Interface dataset entries

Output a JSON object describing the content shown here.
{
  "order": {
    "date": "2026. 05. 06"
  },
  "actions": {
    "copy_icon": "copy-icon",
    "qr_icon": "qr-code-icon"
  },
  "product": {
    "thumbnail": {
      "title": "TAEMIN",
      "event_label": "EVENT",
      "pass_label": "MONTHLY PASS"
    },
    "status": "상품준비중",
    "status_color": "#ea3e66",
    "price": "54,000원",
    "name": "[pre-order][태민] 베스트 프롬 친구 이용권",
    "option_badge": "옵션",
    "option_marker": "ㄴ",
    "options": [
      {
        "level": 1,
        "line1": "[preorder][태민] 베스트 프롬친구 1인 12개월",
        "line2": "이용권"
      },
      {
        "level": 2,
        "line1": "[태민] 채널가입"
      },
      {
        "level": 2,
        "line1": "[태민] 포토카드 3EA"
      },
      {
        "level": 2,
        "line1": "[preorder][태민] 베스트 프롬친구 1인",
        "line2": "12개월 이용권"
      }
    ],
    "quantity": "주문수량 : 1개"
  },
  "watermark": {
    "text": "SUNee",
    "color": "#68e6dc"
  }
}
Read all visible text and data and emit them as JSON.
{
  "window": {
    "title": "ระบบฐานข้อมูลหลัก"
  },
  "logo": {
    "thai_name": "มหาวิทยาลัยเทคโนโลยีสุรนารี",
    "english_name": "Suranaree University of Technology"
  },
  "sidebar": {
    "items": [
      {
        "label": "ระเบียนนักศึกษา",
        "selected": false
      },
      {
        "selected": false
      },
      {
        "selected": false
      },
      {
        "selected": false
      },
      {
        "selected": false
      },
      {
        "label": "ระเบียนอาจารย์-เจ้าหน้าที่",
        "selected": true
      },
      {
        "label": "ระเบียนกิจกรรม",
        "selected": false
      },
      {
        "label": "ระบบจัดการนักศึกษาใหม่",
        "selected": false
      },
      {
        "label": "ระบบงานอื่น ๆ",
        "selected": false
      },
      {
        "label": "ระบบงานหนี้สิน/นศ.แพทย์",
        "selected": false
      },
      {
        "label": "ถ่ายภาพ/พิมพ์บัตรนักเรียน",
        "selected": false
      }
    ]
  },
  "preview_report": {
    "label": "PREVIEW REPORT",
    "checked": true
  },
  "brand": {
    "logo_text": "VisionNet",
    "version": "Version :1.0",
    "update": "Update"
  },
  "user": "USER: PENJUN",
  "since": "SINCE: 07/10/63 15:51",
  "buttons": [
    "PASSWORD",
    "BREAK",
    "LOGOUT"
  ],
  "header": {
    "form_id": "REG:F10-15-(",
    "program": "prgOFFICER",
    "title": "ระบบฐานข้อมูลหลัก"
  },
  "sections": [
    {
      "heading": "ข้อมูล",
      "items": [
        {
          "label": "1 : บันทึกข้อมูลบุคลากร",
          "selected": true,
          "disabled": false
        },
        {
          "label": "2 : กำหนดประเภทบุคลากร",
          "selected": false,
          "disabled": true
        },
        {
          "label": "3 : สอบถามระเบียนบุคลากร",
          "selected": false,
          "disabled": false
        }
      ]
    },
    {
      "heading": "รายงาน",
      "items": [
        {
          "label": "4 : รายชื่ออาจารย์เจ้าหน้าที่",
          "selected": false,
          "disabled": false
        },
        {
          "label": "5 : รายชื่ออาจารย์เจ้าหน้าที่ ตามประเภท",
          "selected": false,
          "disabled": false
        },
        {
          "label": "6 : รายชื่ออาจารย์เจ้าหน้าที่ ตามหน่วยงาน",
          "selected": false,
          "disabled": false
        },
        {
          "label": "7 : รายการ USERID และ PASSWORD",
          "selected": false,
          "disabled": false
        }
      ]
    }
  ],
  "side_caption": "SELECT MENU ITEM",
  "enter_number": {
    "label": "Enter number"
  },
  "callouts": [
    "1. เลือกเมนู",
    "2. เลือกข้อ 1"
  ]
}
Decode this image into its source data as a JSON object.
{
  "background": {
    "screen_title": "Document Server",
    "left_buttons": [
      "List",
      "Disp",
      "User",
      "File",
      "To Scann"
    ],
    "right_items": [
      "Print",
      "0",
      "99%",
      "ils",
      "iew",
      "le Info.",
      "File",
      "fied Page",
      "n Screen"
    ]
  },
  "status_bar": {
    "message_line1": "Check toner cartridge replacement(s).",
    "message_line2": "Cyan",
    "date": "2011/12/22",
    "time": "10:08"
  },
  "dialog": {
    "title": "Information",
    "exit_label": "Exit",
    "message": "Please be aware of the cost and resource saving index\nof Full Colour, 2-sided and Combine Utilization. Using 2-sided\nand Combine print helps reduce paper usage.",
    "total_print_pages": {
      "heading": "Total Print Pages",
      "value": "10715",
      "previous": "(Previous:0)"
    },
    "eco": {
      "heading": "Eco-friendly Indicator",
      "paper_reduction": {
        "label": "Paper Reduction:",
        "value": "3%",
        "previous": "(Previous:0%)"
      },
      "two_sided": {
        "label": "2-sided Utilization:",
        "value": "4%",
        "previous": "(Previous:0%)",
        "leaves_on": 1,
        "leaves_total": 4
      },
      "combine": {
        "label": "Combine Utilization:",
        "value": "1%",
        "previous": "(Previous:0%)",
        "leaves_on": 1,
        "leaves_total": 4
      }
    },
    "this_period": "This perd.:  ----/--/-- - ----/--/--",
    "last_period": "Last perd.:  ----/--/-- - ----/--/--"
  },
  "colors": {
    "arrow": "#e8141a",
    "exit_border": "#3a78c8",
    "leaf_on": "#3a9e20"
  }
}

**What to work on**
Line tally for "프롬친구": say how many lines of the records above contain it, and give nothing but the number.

**Response area**
2